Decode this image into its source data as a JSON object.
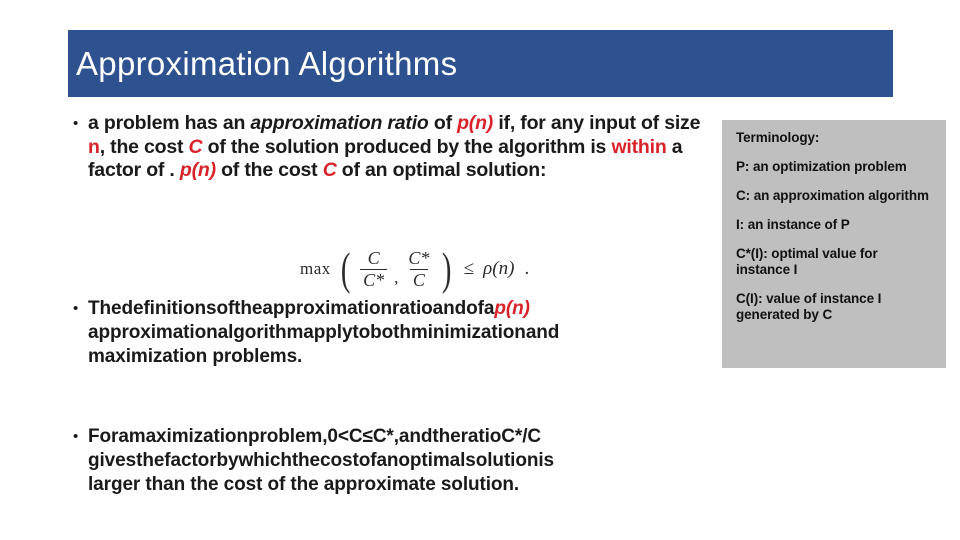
{
  "slide": {
    "title": "Approximation Algorithms",
    "header_color": "#2e5190",
    "accent_red": "#d8232a",
    "panel_color": "#bfbfbf"
  },
  "bullets": {
    "marker": "•",
    "b1": {
      "l1_a": "a problem has an ",
      "l1_em": "approximation ratio",
      "l1_b": " of ",
      "l1_red": "p(n)",
      "l1_c": " if, for any input",
      "l2_a": "of size ",
      "l2_red": "n",
      "l2_b": ", the cost ",
      "l2_var": "C",
      "l2_c": " of the solution produced by the algorithm",
      "l3_a": "is ",
      "l3_red": "within",
      "l3_b": " a factor of . ",
      "l3_red2": "p(n)",
      "l3_c": " of the cost ",
      "l3_var": "C",
      "l3_d": " of an optimal solution:"
    },
    "b2": {
      "l1_w": [
        "The",
        "definitions",
        "of",
        "the",
        "approximation",
        "ratio",
        "and",
        "of",
        "a"
      ],
      "l1_red": "p(n)",
      "l2_w": [
        "approximation",
        "algorithm",
        "apply",
        "to",
        "both",
        "minimization",
        "and"
      ],
      "l3": "maximization problems."
    },
    "b3": {
      "l1_w": [
        "For",
        "a",
        "maximization",
        "problem,",
        "0",
        "<",
        "C",
        "≤",
        "C*,",
        "and",
        "the",
        "ratio",
        "C*/C"
      ],
      "l2_w": [
        "gives",
        "the",
        "factor",
        "by",
        "which",
        "the",
        "cost",
        "of",
        "an",
        "optimal",
        "solution",
        "is"
      ],
      "l3": "larger than the cost of the approximate solution."
    }
  },
  "formula": {
    "op": "max",
    "lparen": "(",
    "frac1_num": "C",
    "frac1_den": "C*",
    "comma": ",",
    "frac2_num": "C*",
    "frac2_den": "C",
    "rparen": ")",
    "relation": "≤",
    "rho": "ρ(n)",
    "period": "."
  },
  "terminology": {
    "heading": "Terminology:",
    "items": [
      "P: an optimization problem",
      "C: an approximation algorithm",
      "I: an instance of P",
      "C*(I): optimal value for instance I",
      "C(I): value of instance I generated by C"
    ]
  }
}
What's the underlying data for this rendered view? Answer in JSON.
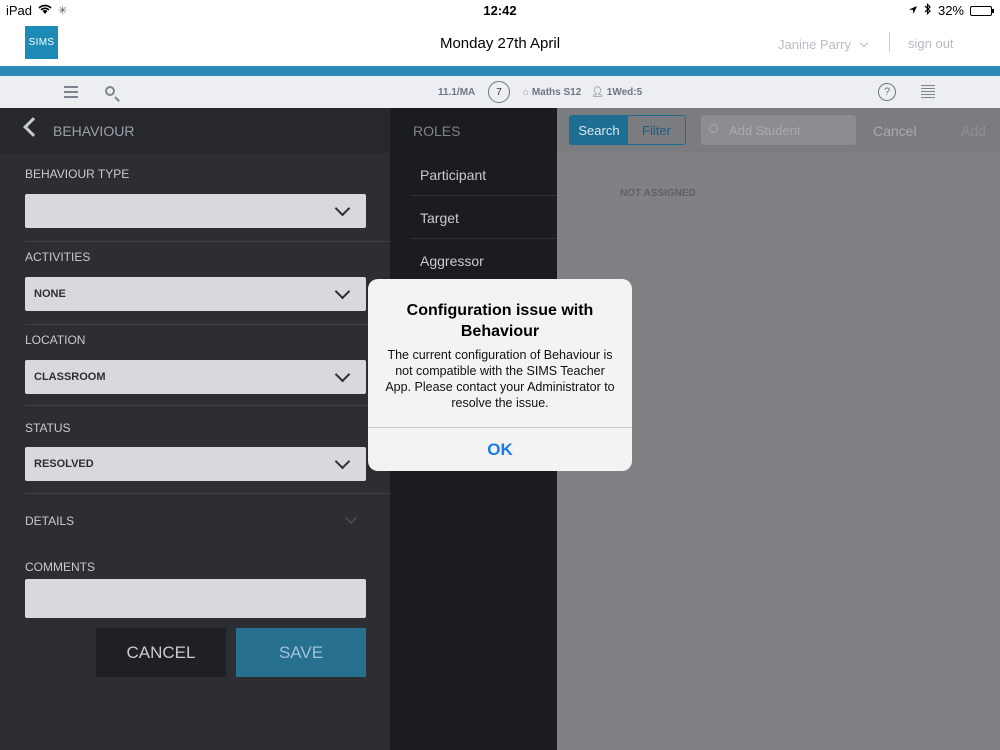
{
  "status_bar": {
    "device": "iPad",
    "time": "12:42",
    "battery": "32%"
  },
  "app_header": {
    "logo": "SIMS",
    "date": "Monday 27th April",
    "user": "Janine Parry",
    "sign_out": "sign out"
  },
  "toolbar": {
    "class_code": "11.1/MA",
    "register_count": "7",
    "subject": "Maths S12",
    "period": "1Wed:5"
  },
  "left_panel": {
    "title": "BEHAVIOUR",
    "fields": {
      "behaviour_type": {
        "label": "BEHAVIOUR TYPE",
        "value": ""
      },
      "activities": {
        "label": "ACTIVITIES",
        "value": "NONE"
      },
      "location": {
        "label": "LOCATION",
        "value": "CLASSROOM"
      },
      "status": {
        "label": "STATUS",
        "value": "RESOLVED"
      },
      "details": {
        "label": "DETAILS"
      },
      "comments": {
        "label": "COMMENTS"
      }
    },
    "cancel_label": "CANCEL",
    "save_label": "SAVE"
  },
  "roles_panel": {
    "title": "ROLES",
    "items": [
      "Participant",
      "Target",
      "Aggressor"
    ]
  },
  "right_panel": {
    "search_label": "Search",
    "filter_label": "Filter",
    "add_student_placeholder": "Add Student",
    "cancel_label": "Cancel",
    "add_label": "Add",
    "not_assigned": "NOT ASSIGNED"
  },
  "alert": {
    "title": "Configuration issue with Behaviour",
    "message": "The current configuration of Behaviour is not compatible with the SIMS Teacher App. Please contact your Administrator to resolve the issue.",
    "ok_label": "OK"
  },
  "colors": {
    "accent": "#2a89b5",
    "alert_button": "#1a7ae6"
  }
}
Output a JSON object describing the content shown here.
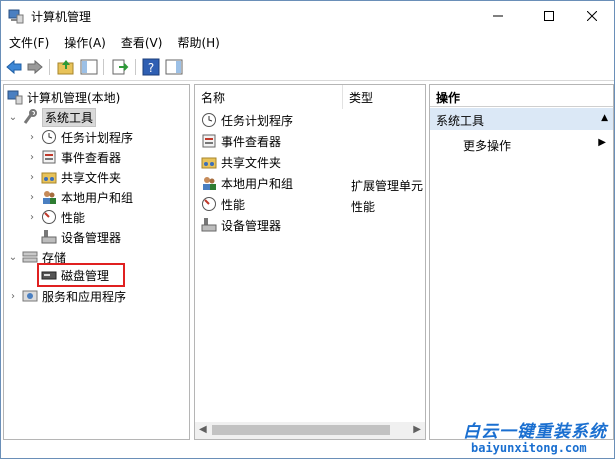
{
  "window": {
    "title": "计算机管理"
  },
  "menu": [
    "文件(F)",
    "操作(A)",
    "查看(V)",
    "帮助(H)"
  ],
  "tree": {
    "root": "计算机管理(本地)",
    "system_tools": "系统工具",
    "system_children": [
      "任务计划程序",
      "事件查看器",
      "共享文件夹",
      "本地用户和组",
      "性能",
      "设备管理器"
    ],
    "storage": "存储",
    "disk": "磁盘管理",
    "services": "服务和应用程序"
  },
  "list": {
    "col_name": "名称",
    "col_type": "类型",
    "rows": [
      {
        "name": "任务计划程序",
        "type": ""
      },
      {
        "name": "事件查看器",
        "type": ""
      },
      {
        "name": "共享文件夹",
        "type": ""
      },
      {
        "name": "本地用户和组",
        "type": "扩展管理单元"
      },
      {
        "name": "性能",
        "type": "性能"
      },
      {
        "name": "设备管理器",
        "type": ""
      }
    ]
  },
  "actions": {
    "header": "操作",
    "section": "系统工具",
    "more": "更多操作"
  },
  "watermark": {
    "cn": "白云一键重装系统",
    "en": "baiyunxitong.com"
  },
  "colors": {
    "selection": "#d9d9d9",
    "highlight_box": "#e02020",
    "action_section": "#dbe8f6",
    "watermark": "#1a6fd0"
  }
}
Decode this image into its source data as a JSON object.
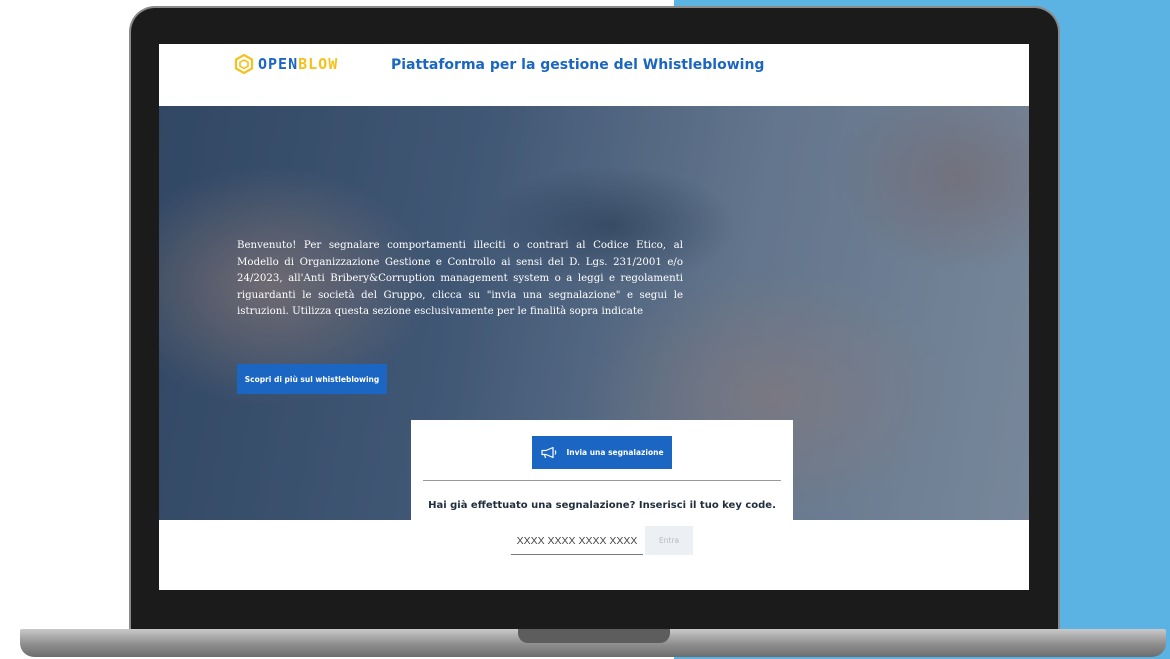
{
  "header": {
    "logo_text_left": "OPEN",
    "logo_text_right": "BLOW",
    "platform_title": "Piattaforma per la gestione del Whistleblowing"
  },
  "hero": {
    "welcome_text": "Benvenuto! Per segnalare comportamenti illeciti o contrari al Codice Etico, al Modello di Organizzazione Gestione e Controllo ai sensi del D. Lgs. 231/2001 e/o 24/2023, all'Anti Bribery&Corruption management system o a leggi e regolamenti riguardanti le società del Gruppo, clicca su \"invia una segnalazione\" e segui le istruzioni. Utilizza questa sezione esclusivamente per le finalità sopra indicate",
    "discover_button_label": "Scopri di più sul whistleblowing"
  },
  "report_card": {
    "send_button_label": "Invia una segnalazione",
    "send_icon": "megaphone-icon",
    "key_code_label": "Hai già effettuato una segnalazione? Inserisci il tuo key code.",
    "key_code_placeholder": "XXXX XXXX XXXX XXXX",
    "enter_button_label": "Entra"
  },
  "colors": {
    "brand_blue": "#1a66c2",
    "brand_yellow": "#f5c21b",
    "background_panel": "#5ab3e2",
    "laptop_frame": "#1b1b1b"
  },
  "icons": {
    "logo": "hexagon-cube-logo-icon",
    "send": "megaphone-icon"
  }
}
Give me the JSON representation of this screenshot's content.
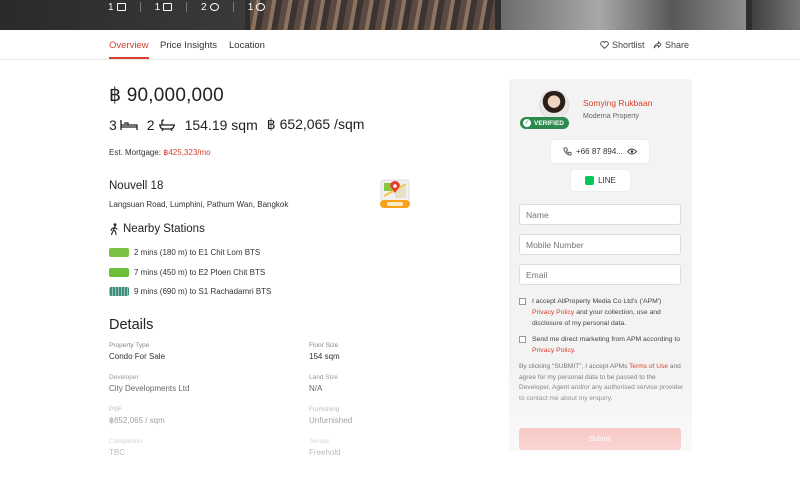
{
  "gallery": {
    "counts": [
      {
        "icon": "image-icon",
        "value": "1"
      },
      {
        "icon": "floorplan-icon",
        "value": "1"
      },
      {
        "icon": "video-icon",
        "value": "2"
      },
      {
        "icon": "virtual-tour-icon",
        "value": "1"
      }
    ]
  },
  "tabs": {
    "overview": "Overview",
    "price_insights": "Price Insights",
    "location": "Location"
  },
  "actions": {
    "shortlist": "Shortlist",
    "share": "Share"
  },
  "listing": {
    "price": "฿ 90,000,000",
    "bedrooms": "3",
    "bathrooms": "2",
    "area": "154.19 sqm",
    "price_per_sqm": "฿ 652,065 /sqm",
    "mortgage_label": "Est. Mortgage:",
    "mortgage_value": "฿425,323/mo",
    "project_name": "Nouvell 18",
    "address": "Langsuan Road, Lumphini, Pathum Wan, Bangkok"
  },
  "nearby": {
    "title": "Nearby Stations",
    "stations": [
      {
        "text": "2 mins (180 m) to E1 Chit Lom BTS",
        "color": "#7bc243"
      },
      {
        "text": "7 mins (450 m) to E2 Ploen Chit BTS",
        "color": "#6fbe3a"
      },
      {
        "text": "9 mins (690 m) to S1 Rachadamri BTS",
        "color": "#3e8e7e"
      }
    ]
  },
  "details": {
    "title": "Details",
    "items": [
      {
        "label": "Property Type",
        "value": "Condo For Sale"
      },
      {
        "label": "Floor Size",
        "value": "154 sqm"
      },
      {
        "label": "Developer",
        "value": "City Developments Ltd"
      },
      {
        "label": "Land Size",
        "value": "N/A"
      },
      {
        "label": "PSF",
        "value": "฿652,065 / sqm"
      },
      {
        "label": "Furnishing",
        "value": "Unfurnished"
      },
      {
        "label": "Completion",
        "value": "TBC"
      },
      {
        "label": "Tenure",
        "value": "Freehold"
      }
    ]
  },
  "agent": {
    "name": "Somying Rukbaan",
    "agency": "Moderna Property",
    "verified": "VERIFIED",
    "phone": "+66 87 894...",
    "line_label": "LINE"
  },
  "form": {
    "name_placeholder": "Name",
    "mobile_placeholder": "Mobile Number",
    "email_placeholder": "Email",
    "consent1_text": "I accept AllProperty Media Co Ltd's ('APM')",
    "consent1_link": "Privacy Policy",
    "consent1_tail": "and your collection, use and disclosure of my personal data.",
    "consent2_text": "Send me direct marketing from APM according to",
    "consent2_link": "Privacy Policy.",
    "terms_prefix": "By clicking \"SUBMIT\", I accept APMs",
    "terms_link": "Terms of Use",
    "terms_tail": "and agree for my personal data to be passed to the Developer, Agent and/or any authorised service provider to contact me about my enquiry.",
    "submit_label": "Submit"
  },
  "colors": {
    "accent": "#d8412f",
    "verified": "#2b8a4c",
    "line": "#06c755"
  }
}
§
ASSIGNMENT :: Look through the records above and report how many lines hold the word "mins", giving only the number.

ANSWER SPACE :: 3